## AIM OF THE EXERCISE
Down to the last line, restate the records word for word, but not the pictures.

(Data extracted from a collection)
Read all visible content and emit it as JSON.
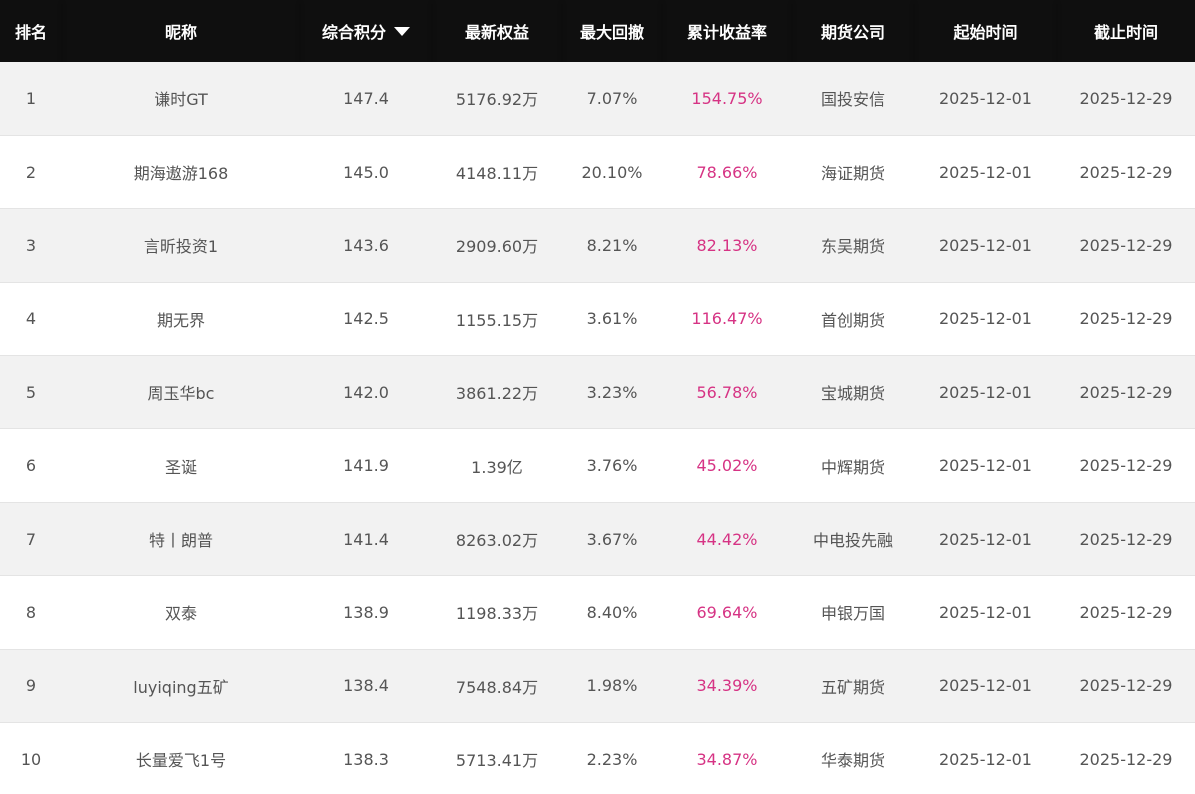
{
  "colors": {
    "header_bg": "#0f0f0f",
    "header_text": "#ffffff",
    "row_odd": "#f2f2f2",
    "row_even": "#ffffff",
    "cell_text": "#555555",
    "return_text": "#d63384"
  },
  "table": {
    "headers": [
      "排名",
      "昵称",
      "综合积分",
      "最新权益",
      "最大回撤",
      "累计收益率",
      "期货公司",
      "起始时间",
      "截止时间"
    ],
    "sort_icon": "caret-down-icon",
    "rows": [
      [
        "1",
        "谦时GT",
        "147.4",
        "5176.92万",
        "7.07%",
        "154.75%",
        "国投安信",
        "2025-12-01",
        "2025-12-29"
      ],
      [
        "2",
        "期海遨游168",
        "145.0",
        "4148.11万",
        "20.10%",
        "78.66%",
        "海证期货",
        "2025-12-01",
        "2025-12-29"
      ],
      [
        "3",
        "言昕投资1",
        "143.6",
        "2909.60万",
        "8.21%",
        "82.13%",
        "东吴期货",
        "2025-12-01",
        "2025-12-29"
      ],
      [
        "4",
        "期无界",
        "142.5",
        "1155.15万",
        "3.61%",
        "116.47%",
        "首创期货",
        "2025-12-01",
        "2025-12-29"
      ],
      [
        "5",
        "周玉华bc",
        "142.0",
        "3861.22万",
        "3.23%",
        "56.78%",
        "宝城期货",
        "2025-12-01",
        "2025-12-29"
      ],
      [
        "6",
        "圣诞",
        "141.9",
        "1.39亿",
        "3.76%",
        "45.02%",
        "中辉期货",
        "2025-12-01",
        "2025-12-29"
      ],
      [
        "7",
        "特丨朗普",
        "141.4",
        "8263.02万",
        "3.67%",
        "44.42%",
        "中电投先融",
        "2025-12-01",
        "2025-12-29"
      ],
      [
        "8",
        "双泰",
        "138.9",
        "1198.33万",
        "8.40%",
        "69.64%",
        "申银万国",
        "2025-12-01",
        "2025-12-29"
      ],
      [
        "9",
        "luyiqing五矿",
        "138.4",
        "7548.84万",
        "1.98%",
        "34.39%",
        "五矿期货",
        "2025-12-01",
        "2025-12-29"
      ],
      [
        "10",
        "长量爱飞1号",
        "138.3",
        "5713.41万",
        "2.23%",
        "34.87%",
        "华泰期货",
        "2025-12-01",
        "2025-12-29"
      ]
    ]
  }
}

## RESPONSE
Read all visible content and emit it as JSON.
{
  "colors": {
    "header_bg": "#0f0f0f",
    "header_text": "#ffffff",
    "row_odd": "#f2f2f2",
    "row_even": "#ffffff",
    "cell_text": "#555555",
    "return_text": "#d63384"
  },
  "table": {
    "headers": [
      "排名",
      "昵称",
      "综合积分",
      "最新权益",
      "最大回撤",
      "累计收益率",
      "期货公司",
      "起始时间",
      "截止时间"
    ],
    "sort_icon": "caret-down-icon",
    "rows": [
      [
        "1",
        "谦时GT",
        "147.4",
        "5176.92万",
        "7.07%",
        "154.75%",
        "国投安信",
        "2025-12-01",
        "2025-12-29"
      ],
      [
        "2",
        "期海遨游168",
        "145.0",
        "4148.11万",
        "20.10%",
        "78.66%",
        "海证期货",
        "2025-12-01",
        "2025-12-29"
      ],
      [
        "3",
        "言昕投资1",
        "143.6",
        "2909.60万",
        "8.21%",
        "82.13%",
        "东吴期货",
        "2025-12-01",
        "2025-12-29"
      ],
      [
        "4",
        "期无界",
        "142.5",
        "1155.15万",
        "3.61%",
        "116.47%",
        "首创期货",
        "2025-12-01",
        "2025-12-29"
      ],
      [
        "5",
        "周玉华bc",
        "142.0",
        "3861.22万",
        "3.23%",
        "56.78%",
        "宝城期货",
        "2025-12-01",
        "2025-12-29"
      ],
      [
        "6",
        "圣诞",
        "141.9",
        "1.39亿",
        "3.76%",
        "45.02%",
        "中辉期货",
        "2025-12-01",
        "2025-12-29"
      ],
      [
        "7",
        "特丨朗普",
        "141.4",
        "8263.02万",
        "3.67%",
        "44.42%",
        "中电投先融",
        "2025-12-01",
        "2025-12-29"
      ],
      [
        "8",
        "双泰",
        "138.9",
        "1198.33万",
        "8.40%",
        "69.64%",
        "申银万国",
        "2025-12-01",
        "2025-12-29"
      ],
      [
        "9",
        "luyiqing五矿",
        "138.4",
        "7548.84万",
        "1.98%",
        "34.39%",
        "五矿期货",
        "2025-12-01",
        "2025-12-29"
      ],
      [
        "10",
        "长量爱飞1号",
        "138.3",
        "5713.41万",
        "2.23%",
        "34.87%",
        "华泰期货",
        "2025-12-01",
        "2025-12-29"
      ]
    ]
  }
}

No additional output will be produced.